Citation: Bao M, Yang S, Gale RP, Zhang Y, Liu X, Zhu H, Liang R, Liu B, Zhou L, Li Z, Dou X, Shi D, Wang T, Meng L, Li W and Jiang Q (2021) Mental Health in Persons With Chronic Myeloid Leukemia During the SARS-CoV-2 Pandemic: The Need for Increased Access to Health Care Services. Front. Psychiatry 12:679932. doi: 10.3389/fpsyt.2021.679932

Received: 12 March 2021; Accepted: 23 April 2021;
Published: 08 June 2021.

Edited by:

Daniel Bressington, Charles Darwin University, Australia

Reviewed by:

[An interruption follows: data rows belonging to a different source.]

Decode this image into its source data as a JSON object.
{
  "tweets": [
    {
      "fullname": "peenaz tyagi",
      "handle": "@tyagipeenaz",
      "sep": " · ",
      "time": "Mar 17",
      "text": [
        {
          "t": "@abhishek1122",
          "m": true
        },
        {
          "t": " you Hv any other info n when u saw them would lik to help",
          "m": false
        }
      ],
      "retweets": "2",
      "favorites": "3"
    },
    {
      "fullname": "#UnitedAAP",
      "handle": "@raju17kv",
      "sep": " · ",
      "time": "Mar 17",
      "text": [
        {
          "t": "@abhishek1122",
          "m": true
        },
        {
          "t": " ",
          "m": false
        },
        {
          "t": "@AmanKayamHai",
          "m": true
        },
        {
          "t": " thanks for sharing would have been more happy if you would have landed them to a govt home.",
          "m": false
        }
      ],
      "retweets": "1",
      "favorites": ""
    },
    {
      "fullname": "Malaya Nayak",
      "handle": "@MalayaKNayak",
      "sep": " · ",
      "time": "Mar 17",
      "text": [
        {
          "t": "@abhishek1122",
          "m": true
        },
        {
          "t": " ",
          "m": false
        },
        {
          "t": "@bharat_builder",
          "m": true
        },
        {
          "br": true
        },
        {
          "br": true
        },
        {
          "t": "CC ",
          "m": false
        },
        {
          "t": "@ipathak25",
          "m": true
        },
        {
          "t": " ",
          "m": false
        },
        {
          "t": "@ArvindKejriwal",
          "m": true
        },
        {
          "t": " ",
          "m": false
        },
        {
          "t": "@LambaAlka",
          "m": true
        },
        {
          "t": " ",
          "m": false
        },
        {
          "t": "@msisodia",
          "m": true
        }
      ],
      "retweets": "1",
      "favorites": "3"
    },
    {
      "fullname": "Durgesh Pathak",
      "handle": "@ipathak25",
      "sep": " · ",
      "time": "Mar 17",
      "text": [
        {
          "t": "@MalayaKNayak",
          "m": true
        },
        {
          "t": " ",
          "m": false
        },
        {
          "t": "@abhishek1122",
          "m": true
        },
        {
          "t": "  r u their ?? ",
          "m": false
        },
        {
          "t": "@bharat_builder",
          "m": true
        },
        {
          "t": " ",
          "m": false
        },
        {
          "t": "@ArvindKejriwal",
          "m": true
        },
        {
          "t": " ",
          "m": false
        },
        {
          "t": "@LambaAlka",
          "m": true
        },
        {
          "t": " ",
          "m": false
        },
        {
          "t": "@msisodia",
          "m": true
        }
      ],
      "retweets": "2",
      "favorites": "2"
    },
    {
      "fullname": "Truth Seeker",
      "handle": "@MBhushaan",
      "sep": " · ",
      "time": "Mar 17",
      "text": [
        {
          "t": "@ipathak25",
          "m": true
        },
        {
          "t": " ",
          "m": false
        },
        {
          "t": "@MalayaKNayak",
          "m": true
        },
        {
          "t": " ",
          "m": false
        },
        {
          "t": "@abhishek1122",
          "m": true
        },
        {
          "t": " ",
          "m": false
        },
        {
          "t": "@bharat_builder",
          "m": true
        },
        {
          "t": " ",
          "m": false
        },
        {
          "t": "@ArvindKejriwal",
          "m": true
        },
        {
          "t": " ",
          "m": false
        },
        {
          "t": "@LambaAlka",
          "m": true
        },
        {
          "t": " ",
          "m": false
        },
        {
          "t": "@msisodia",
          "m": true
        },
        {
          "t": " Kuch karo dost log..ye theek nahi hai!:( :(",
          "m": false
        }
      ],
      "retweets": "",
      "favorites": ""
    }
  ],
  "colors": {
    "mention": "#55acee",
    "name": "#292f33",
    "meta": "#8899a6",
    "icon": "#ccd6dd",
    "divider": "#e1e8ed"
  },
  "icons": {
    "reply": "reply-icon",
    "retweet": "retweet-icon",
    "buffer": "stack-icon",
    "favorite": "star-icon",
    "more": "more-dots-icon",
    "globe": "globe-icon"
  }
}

Massimo Breccia, Sapienza University of Rome, Italy
Paweł Wańkowicz, Pomeranian Medical University, Poland

Copyright © 2021 Bao, Yang, Gale, Zhang, Liu, Zhu, Liang, Liu, Zhou, Li, Dou, Shi, Wang, Meng, Li and Jiang. This is an open-access article distributed under the terms of the Creative Commons Attribution License (CC BY). The use, distribution or reproduction in other forums is permitted, provided the original author(s) and the copyright owner(s) are credited and that the original publication in this journal is cited, in accordance with accepted academic practice. No use, distribution or reproduction is permitted which does not comply with these terms.

*Correspondence: Qian Jiang, jiangqian@medmail.com.cn; Weiming Li, lee937@126.com; Li Meng, mengli@tjh.tjmu.edu.cn

These authors have contributed equally to this work